Michel Aupetit said Wednesday that while donors have pledged more than $1.2 billion to help restore the Gothic cathedral, so far “the greater part of these donations have not yet materialized.”
“The reason is simple,” he said in a statement. “The discussions are just starting to prepare conventions of private law. They will serve as a framework for expressing the will of these major donors.”
A massive fire broke out at Notre Dame Cathedral on April 15, destroying the church’s central spire and most of its wooden roof. The destruction – seen live across the world – sparked massive support.
Most paintings, relics and the Crown of Thorns purported to have been worn by Jesus at his crucifixion were saved from the inferno and are being conserved at the Louvre Museum. Several works still cannot be accessed, though they are safe, the French culture minister said Wednesday.
Operations to secure and conserve the cathedral must be completed before restoration works can start, Franck Riester said, adding that robots were removing gravel from within to be examined both by ministry experts and police seeking clues about the fire's origin.
He said a collection of funds for the restoration has so far bought in about $952.2 million.
"It's way too early to know if we have enough money or even too much money to restore Notre Dame of Paris," Riester said. He noted there can be a difference between pledges and what is actually provided, and added that with no "diagnostic" of the damage, a price of the restoration work isn't yet known.
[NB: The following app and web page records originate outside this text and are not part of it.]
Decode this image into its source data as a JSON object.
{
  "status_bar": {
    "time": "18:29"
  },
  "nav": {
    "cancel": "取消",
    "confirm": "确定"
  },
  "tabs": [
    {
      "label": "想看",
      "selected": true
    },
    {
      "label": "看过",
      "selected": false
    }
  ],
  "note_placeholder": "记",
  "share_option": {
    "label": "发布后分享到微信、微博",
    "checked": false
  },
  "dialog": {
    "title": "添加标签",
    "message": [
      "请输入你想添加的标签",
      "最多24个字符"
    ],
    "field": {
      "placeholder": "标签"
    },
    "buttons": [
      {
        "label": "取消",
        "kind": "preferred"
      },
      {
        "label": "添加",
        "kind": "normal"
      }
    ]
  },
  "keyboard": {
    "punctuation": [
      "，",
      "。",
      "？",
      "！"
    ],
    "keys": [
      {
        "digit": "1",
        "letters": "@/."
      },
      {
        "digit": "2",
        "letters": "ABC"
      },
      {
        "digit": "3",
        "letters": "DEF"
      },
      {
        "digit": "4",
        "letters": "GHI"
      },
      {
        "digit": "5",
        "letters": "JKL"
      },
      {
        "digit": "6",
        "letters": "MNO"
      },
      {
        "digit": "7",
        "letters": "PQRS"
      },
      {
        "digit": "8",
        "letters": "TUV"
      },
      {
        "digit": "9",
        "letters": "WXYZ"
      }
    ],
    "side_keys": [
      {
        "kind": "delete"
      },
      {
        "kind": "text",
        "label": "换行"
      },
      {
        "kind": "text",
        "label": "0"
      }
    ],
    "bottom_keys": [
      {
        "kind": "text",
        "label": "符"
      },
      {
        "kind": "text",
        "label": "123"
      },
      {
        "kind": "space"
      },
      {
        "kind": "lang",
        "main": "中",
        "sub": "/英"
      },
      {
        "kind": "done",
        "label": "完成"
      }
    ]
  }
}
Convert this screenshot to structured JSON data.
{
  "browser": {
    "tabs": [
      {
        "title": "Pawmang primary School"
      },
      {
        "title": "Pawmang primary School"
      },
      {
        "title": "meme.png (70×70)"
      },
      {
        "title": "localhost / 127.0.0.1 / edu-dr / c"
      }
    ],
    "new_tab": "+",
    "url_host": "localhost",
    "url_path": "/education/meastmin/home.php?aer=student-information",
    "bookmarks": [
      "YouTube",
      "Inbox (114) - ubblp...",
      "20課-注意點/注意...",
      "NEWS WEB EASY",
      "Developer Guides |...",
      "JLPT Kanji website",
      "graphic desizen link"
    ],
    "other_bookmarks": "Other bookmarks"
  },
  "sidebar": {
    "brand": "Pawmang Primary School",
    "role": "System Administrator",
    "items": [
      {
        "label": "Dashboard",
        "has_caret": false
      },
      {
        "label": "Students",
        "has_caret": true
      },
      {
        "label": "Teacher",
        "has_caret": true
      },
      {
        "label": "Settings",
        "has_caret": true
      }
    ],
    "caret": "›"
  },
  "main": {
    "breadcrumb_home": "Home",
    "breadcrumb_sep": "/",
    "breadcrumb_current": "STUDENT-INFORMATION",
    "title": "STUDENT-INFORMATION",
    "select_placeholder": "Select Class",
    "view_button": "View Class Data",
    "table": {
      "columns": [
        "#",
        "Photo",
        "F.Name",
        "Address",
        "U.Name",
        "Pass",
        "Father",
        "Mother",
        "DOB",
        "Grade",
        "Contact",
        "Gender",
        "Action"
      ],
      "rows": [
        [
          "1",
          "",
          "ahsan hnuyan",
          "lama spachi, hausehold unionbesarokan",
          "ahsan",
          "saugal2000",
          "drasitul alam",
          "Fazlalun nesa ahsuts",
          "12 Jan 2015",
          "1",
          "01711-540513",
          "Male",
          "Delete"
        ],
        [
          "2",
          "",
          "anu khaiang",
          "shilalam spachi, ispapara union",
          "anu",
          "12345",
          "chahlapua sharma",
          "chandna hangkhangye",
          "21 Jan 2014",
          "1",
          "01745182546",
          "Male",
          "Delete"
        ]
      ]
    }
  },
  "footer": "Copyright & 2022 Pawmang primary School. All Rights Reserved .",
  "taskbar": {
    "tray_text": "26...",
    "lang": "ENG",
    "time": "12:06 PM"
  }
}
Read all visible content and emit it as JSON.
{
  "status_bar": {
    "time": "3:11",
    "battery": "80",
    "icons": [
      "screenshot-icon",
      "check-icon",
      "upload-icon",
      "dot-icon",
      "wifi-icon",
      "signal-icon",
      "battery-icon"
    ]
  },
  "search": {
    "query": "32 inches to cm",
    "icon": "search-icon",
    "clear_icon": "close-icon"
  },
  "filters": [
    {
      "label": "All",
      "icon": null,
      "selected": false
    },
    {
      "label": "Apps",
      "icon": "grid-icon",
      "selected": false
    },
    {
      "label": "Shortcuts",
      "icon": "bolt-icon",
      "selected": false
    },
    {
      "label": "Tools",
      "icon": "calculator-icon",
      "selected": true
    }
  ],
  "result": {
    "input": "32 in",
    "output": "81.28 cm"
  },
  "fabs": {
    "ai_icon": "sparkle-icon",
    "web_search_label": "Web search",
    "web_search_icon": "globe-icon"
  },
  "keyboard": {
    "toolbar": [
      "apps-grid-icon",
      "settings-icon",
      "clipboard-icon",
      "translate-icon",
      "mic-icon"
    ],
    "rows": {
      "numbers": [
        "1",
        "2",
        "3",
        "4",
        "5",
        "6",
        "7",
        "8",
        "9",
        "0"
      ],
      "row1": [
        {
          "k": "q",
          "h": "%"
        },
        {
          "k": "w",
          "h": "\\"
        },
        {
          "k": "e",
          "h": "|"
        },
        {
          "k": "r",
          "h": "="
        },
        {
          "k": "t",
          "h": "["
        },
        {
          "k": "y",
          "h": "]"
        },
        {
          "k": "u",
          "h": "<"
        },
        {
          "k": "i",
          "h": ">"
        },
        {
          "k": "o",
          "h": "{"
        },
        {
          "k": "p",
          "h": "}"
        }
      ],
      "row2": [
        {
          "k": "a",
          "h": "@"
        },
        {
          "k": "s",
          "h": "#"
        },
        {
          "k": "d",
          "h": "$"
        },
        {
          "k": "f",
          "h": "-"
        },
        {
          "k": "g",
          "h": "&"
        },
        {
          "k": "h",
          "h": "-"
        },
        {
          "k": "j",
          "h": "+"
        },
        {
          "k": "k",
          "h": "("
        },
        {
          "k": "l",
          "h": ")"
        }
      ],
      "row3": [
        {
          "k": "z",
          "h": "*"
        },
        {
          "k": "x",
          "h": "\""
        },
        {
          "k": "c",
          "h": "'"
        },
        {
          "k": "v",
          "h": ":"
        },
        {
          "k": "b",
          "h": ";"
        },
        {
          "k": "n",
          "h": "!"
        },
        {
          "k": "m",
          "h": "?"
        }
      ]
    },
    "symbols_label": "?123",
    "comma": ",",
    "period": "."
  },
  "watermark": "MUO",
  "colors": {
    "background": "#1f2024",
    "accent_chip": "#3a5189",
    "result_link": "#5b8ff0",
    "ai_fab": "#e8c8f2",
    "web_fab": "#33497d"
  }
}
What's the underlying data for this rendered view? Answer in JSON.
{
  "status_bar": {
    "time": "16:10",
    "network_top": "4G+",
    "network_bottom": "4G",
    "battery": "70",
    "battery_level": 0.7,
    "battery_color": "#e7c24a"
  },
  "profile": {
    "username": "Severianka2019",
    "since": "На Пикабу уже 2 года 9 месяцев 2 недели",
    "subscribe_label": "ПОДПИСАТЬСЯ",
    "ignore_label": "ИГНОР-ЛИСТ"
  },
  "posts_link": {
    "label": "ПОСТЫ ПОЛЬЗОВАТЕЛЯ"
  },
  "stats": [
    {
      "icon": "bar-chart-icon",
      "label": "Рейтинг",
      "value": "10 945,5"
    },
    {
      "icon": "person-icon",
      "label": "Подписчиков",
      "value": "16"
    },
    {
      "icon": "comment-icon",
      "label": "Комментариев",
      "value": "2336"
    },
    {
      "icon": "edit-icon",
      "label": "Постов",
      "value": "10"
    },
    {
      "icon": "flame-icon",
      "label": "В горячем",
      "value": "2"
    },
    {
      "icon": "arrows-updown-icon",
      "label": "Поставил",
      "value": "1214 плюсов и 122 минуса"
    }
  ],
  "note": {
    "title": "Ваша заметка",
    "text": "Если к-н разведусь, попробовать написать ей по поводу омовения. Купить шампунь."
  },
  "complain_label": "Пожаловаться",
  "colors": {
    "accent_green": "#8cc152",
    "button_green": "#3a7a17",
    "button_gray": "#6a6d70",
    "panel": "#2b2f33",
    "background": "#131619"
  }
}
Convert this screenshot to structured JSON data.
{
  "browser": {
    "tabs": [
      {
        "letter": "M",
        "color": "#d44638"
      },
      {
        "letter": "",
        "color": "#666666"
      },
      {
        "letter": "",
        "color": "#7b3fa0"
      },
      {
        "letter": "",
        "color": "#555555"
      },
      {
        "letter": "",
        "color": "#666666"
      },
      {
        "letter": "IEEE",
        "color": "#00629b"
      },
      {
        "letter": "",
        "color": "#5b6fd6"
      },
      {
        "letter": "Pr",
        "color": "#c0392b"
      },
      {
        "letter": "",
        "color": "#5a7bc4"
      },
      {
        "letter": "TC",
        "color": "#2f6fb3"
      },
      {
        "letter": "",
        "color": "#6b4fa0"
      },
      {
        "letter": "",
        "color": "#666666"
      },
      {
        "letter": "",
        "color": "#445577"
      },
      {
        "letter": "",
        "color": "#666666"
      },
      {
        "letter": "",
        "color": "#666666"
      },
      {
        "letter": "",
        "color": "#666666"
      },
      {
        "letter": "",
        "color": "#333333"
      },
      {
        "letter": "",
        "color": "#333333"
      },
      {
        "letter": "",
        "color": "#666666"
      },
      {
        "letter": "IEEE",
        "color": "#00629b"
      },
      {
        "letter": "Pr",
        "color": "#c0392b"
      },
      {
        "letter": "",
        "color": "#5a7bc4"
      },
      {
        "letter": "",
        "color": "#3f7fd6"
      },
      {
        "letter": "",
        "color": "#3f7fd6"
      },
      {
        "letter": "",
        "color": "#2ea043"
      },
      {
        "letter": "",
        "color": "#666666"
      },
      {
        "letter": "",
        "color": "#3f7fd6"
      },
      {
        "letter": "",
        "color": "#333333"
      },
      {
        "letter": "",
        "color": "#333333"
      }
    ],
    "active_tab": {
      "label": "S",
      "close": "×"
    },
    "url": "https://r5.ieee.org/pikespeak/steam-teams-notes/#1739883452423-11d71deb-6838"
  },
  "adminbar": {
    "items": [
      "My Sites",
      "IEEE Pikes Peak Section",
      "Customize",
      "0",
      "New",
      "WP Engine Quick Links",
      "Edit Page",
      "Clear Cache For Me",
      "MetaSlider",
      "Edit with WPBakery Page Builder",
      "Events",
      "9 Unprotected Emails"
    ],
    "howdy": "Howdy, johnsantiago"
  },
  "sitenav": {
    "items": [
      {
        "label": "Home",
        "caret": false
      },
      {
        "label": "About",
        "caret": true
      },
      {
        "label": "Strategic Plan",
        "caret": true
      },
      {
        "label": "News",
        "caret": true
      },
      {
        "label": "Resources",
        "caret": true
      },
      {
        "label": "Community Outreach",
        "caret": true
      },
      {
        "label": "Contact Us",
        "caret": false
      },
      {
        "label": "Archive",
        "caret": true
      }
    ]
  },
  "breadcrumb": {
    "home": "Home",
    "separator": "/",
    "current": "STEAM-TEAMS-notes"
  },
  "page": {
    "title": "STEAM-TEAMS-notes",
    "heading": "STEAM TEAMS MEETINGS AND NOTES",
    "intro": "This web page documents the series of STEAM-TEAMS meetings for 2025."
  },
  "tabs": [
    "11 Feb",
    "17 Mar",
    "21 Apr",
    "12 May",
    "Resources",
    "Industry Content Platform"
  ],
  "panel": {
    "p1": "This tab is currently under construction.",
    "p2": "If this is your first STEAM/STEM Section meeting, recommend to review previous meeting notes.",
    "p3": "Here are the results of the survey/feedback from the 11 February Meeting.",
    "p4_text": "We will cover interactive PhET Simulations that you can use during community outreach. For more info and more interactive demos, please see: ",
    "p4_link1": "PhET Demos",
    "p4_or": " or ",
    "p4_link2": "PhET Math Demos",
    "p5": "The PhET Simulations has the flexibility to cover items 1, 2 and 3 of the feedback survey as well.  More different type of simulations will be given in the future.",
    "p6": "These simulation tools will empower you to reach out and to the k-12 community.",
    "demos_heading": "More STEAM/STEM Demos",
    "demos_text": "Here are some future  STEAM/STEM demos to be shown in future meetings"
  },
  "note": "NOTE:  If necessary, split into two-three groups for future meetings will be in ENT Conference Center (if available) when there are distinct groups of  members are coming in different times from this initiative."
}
"The needs are obviously colossal," he said.
One of the four bodies tasked with collecting money, La Fondation du Patrimoine, last weekend announced it had stopped collecting, AFP reported.
Meanwhile, the Paris archbishopric is coordinating the receipt of donations through the Notre-Dame Foundation. Aupetit said in his statement that the foundation has received more than $15.1 million.
“That is why the collection continues,” he added.
The foundation is in talks with the Pinault and Arnault families, who have pledged $112 million and $224 million respectively.
Riester and Canadian Prime Minister Justin Trudeau toured the cathedral on Wednesday. Trudeau said he wanted to show Canadians' solidarity "toward our French cousins."
The Associated Press contributed to this report.